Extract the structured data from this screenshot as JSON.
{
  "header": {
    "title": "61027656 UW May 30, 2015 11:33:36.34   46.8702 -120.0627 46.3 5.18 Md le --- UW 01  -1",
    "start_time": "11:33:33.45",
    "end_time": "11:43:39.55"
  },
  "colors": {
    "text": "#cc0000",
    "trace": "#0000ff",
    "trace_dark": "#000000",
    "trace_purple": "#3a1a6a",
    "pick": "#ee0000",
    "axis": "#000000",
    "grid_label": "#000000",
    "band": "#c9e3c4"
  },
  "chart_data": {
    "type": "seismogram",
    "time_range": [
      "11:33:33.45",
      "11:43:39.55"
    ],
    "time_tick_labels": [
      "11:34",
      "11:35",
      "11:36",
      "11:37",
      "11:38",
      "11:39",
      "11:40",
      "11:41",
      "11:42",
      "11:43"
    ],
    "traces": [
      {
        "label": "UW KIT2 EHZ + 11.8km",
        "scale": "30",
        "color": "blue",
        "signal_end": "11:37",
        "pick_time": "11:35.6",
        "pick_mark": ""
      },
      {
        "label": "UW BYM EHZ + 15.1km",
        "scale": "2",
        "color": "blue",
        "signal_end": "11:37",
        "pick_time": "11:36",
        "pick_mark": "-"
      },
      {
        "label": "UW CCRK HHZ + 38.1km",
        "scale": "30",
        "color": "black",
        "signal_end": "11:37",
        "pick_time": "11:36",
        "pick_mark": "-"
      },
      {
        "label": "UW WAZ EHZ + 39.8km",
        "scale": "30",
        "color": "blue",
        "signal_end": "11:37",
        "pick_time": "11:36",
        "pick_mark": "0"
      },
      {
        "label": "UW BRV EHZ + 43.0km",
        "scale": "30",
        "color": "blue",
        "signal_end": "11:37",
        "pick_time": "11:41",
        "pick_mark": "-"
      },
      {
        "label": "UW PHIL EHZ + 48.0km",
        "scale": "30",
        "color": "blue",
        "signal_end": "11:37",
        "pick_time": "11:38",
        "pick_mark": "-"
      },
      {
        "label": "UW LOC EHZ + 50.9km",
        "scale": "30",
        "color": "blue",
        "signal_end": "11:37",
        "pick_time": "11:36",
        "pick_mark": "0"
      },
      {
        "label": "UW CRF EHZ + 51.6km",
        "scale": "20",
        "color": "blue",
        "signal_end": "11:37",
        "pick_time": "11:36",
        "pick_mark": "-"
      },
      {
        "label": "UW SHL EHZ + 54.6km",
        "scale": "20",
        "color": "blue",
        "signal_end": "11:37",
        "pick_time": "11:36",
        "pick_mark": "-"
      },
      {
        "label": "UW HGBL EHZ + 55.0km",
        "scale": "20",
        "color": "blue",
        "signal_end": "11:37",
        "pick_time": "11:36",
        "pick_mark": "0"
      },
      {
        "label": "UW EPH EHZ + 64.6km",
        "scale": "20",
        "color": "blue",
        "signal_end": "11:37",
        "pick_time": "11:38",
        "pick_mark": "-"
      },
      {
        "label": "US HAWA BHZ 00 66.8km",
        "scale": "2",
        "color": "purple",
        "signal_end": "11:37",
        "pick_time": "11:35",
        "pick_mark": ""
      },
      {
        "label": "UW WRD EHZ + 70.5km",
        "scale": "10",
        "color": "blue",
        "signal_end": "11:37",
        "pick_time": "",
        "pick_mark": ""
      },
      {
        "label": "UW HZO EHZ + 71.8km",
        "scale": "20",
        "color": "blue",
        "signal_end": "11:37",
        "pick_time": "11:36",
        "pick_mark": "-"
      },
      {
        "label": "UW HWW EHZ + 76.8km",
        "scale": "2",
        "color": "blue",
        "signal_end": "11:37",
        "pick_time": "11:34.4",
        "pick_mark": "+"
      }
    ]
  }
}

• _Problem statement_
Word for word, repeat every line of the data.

• _Output for this task_
Extract the structured data from this screenshot as JSON.
{
  "header": {
    "title": "61027656 UW May 30, 2015 11:33:36.34   46.8702 -120.0627 46.3 5.18 Md le --- UW 01  -1",
    "start_time": "11:33:33.45",
    "end_time": "11:43:39.55"
  },
  "colors": {
    "text": "#cc0000",
    "trace": "#0000ff",
    "trace_dark": "#000000",
    "trace_purple": "#3a1a6a",
    "pick": "#ee0000",
    "axis": "#000000",
    "grid_label": "#000000",
    "band": "#c9e3c4"
  },
  "chart_data": {
    "type": "seismogram",
    "time_range": [
      "11:33:33.45",
      "11:43:39.55"
    ],
    "time_tick_labels": [
      "11:34",
      "11:35",
      "11:36",
      "11:37",
      "11:38",
      "11:39",
      "11:40",
      "11:41",
      "11:42",
      "11:43"
    ],
    "traces": [
      {
        "label": "UW KIT2 EHZ + 11.8km",
        "scale": "30",
        "color": "blue",
        "signal_end": "11:37",
        "pick_time": "11:35.6",
        "pick_mark": ""
      },
      {
        "label": "UW BYM EHZ + 15.1km",
        "scale": "2",
        "color": "blue",
        "signal_end": "11:37",
        "pick_time": "11:36",
        "pick_mark": "-"
      },
      {
        "label": "UW CCRK HHZ + 38.1km",
        "scale": "30",
        "color": "black",
        "signal_end": "11:37",
        "pick_time": "11:36",
        "pick_mark": "-"
      },
      {
        "label": "UW WAZ EHZ + 39.8km",
        "scale": "30",
        "color": "blue",
        "signal_end": "11:37",
        "pick_time": "11:36",
        "pick_mark": "0"
      },
      {
        "label": "UW BRV EHZ + 43.0km",
        "scale": "30",
        "color": "blue",
        "signal_end": "11:37",
        "pick_time": "11:41",
        "pick_mark": "-"
      },
      {
        "label": "UW PHIL EHZ + 48.0km",
        "scale": "30",
        "color": "blue",
        "signal_end": "11:37",
        "pick_time": "11:38",
        "pick_mark": "-"
      },
      {
        "label": "UW LOC EHZ + 50.9km",
        "scale": "30",
        "color": "blue",
        "signal_end": "11:37",
        "pick_time": "11:36",
        "pick_mark": "0"
      },
      {
        "label": "UW CRF EHZ + 51.6km",
        "scale": "20",
        "color": "blue",
        "signal_end": "11:37",
        "pick_time": "11:36",
        "pick_mark": "-"
      },
      {
        "label": "UW SHL EHZ + 54.6km",
        "scale": "20",
        "color": "blue",
        "signal_end": "11:37",
        "pick_time": "11:36",
        "pick_mark": "-"
      },
      {
        "label": "UW HGBL EHZ + 55.0km",
        "scale": "20",
        "color": "blue",
        "signal_end": "11:37",
        "pick_time": "11:36",
        "pick_mark": "0"
      },
      {
        "label": "UW EPH EHZ + 64.6km",
        "scale": "20",
        "color": "blue",
        "signal_end": "11:37",
        "pick_time": "11:38",
        "pick_mark": "-"
      },
      {
        "label": "US HAWA BHZ 00 66.8km",
        "scale": "2",
        "color": "purple",
        "signal_end": "11:37",
        "pick_time": "11:35",
        "pick_mark": ""
      },
      {
        "label": "UW WRD EHZ + 70.5km",
        "scale": "10",
        "color": "blue",
        "signal_end": "11:37",
        "pick_time": "",
        "pick_mark": ""
      },
      {
        "label": "UW HZO EHZ + 71.8km",
        "scale": "20",
        "color": "blue",
        "signal_end": "11:37",
        "pick_time": "11:36",
        "pick_mark": "-"
      },
      {
        "label": "UW HWW EHZ + 76.8km",
        "scale": "2",
        "color": "blue",
        "signal_end": "11:37",
        "pick_time": "11:34.4",
        "pick_mark": "+"
      }
    ]
  }
}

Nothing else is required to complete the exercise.